ASCMC Senator and guest Logan Solomon ’15 told the Board about the Social Scene Task Force he is chairing. He said that its composition was not yet set but that it would aim to get data on how students participate in the campus’s social life and feedback on what is working and what is not, possibly by using a campus-wide survey. Solomon and Bird were careful to clarify that the task force will be kept separate from the Executive Board’s influence but that the data it gathers should be helpful both to ASCMC and to the Dean of Students.
President Pro Tempore Miles Lifson ’13 announced that the Committee for Technology and Elections will be holding a second information session in the Hub this Friday. The committee hopes to get student feedback on questions about the role of technology, especially the Internet and social media, in ASCMC campaigns and elections.
Pai said that he will soon start a public engagement event similar to the "Mao Pow Wows" held by former ASCMC President Jessica Mao '12. At these events, possibly called “Paiday Friday,” “Pie with Pai,” or “Chai with Pai,” he will be available (probably with some kind of food) to talk to students and get their opinions, suggestions, and complaints regarding ASCMC. He hopes to try it out this Thursday, likely at the Athenaeum during Tea.
The Board then turned to a discussion of event registration policy, specifically regarding the Childish Gambino after party in Claremont Hall, which was hosted by a student group and registered for fewer students than actually attended.
Multiple members mentioned that it seems like the college administration and ASCMC do not understand party registration in the same way. While the RAs need parties registered so that they can make sure they are safe, several Board members said that it seems like the Dean of Students office sees registration as a way to cap attendance and alcohol consumption.
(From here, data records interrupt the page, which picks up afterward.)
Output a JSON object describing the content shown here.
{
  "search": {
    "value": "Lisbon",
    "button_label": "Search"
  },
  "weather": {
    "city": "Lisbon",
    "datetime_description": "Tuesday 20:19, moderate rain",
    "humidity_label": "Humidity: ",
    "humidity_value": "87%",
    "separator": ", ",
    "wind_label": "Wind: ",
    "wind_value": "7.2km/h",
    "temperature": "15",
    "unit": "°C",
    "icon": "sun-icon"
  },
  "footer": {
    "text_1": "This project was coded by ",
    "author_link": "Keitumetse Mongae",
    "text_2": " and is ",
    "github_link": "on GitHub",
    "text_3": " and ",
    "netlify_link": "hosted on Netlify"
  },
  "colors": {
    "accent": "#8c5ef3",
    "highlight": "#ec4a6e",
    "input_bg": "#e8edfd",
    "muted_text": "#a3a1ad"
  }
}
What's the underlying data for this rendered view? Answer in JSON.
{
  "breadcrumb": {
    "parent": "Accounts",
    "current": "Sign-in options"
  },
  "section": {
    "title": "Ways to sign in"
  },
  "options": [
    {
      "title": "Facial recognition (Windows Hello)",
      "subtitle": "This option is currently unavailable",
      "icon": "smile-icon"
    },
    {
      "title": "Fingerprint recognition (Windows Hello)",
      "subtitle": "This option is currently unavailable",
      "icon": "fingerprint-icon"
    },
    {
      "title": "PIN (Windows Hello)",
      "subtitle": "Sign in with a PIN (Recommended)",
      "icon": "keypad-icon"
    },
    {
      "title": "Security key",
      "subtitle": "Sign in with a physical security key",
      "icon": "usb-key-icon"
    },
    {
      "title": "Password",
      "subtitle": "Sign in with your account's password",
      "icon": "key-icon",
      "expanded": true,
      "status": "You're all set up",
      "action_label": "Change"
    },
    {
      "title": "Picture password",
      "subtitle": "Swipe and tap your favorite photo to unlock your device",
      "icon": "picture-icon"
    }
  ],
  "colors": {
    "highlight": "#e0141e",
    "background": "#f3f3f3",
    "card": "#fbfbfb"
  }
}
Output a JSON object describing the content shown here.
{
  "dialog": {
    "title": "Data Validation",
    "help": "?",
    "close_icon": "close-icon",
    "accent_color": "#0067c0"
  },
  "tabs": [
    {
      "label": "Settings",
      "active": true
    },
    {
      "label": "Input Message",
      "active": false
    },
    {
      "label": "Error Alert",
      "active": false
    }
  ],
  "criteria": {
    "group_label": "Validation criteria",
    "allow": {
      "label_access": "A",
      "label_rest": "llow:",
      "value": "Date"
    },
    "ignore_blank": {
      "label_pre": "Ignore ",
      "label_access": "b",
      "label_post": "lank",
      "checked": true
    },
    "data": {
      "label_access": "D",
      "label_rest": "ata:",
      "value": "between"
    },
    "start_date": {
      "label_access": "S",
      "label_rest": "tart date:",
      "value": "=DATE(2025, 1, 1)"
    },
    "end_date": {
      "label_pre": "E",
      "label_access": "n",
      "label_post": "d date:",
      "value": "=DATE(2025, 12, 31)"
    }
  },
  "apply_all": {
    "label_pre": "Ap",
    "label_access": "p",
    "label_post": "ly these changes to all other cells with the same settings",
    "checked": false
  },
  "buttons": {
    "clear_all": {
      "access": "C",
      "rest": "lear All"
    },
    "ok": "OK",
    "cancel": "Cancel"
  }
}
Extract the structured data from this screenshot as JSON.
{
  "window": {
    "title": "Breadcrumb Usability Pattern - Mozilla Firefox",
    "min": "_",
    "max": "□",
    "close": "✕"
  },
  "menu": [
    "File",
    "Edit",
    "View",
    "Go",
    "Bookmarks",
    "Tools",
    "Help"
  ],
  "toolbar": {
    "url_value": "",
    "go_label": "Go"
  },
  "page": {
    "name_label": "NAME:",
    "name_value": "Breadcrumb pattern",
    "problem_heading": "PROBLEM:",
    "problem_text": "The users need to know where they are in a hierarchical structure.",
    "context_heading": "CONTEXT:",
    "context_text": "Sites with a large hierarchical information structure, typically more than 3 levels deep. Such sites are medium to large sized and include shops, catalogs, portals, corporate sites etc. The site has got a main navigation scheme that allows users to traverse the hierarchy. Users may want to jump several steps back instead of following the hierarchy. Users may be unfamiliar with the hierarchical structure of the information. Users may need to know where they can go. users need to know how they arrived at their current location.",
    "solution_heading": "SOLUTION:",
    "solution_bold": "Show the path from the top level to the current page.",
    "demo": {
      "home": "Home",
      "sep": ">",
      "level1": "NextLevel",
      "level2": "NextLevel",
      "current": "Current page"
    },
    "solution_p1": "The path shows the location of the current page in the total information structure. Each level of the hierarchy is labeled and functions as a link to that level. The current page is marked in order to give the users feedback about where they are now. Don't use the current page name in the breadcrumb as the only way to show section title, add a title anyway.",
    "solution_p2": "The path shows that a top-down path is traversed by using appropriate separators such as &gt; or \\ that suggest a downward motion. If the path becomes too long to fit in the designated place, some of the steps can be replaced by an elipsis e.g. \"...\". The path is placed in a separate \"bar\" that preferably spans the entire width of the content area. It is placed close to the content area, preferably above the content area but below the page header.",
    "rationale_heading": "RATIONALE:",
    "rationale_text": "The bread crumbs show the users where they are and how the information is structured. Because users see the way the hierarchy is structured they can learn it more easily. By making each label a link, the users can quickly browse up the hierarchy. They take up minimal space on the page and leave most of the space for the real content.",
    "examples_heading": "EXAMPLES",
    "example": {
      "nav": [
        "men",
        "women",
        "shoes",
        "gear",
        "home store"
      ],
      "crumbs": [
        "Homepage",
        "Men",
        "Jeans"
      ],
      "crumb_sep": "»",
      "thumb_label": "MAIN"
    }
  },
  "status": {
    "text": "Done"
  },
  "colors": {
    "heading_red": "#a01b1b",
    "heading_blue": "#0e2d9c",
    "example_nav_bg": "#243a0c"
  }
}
Pai said that he would bring the issue up with Dean Spellman during their weekly meeting on Tuesday.
At the end of the meeting, the group moved into closed session on the suggestion of Social Affairs Chair Steven Limandibhratha ’14. He said the purpose was to discuss an issue regarding the Dean of Students privately.
Senate approved requests of $350 for an appreciation BBQ for Story House workers; $120 for Mylene Fotso ’16 to attend a World Health Organization simulation conference in Toronto; $440 for Alice Chang ’15 and Ike Thomas ’15 to spend winter break working in Ecuador with World Wide Opportunities on Organic Farms (WWOOF); and $300 for the 5C Animal Shelter Volunteer Team to pay for snacks for the student volunteers.
The first topic in Open Forum was the continuing discussion regarding the use of social media in student campaigns. A common point brought up was the idea of free speech and freedom to run one’s campaign. Many senators agreed that allowing the use of Facebook groups and other tools of social networking merely gives those running a greater degree of deserved control over their campaign.
One senator proposed a well-received idea that students could use YouTube to create and share campaign videos, which would allow broader access to candidates’ platforms.
The last topic was a proposed amendment to the ASCMC Constitution to reform Senate voting procedures. Currently, the Constitution mandates that each dorm elect two student senators at the beginning of the year and that, on certain “formal” votes, Senate voting is conducted by dorm. Due to the reality that this policy has not been consistently practiced nor enforced this year, the amendment suggests that Senate eliminate the process of voting by dorm and make official the procedure currently used to become a senator: either show up to the first meeting, or come to the three consecutive meetings after the first one. The amendment would also remove all references to “formal” and “informal” votes in the constitution, since ending dorm voting would make the distinction irrelevant.
While the issue that led to the amendment being proposed was recognized as a problem, senators were unsure if the amendment was the best way to address the issue. Of significant concern was the definition of a quorum in Senate: currently, a quorum is reached if representatives from half of the dorms are present. Under this amendment, half of all senators would need to be present to establish a quorum. It was noted that average attendance at Senate is around 30 people per meeting, while the total number of senators is in the mid-70's. As such, there would rarely be a quorum at meetings if the amendment passed as currently written. A decision was not reached on the amendment.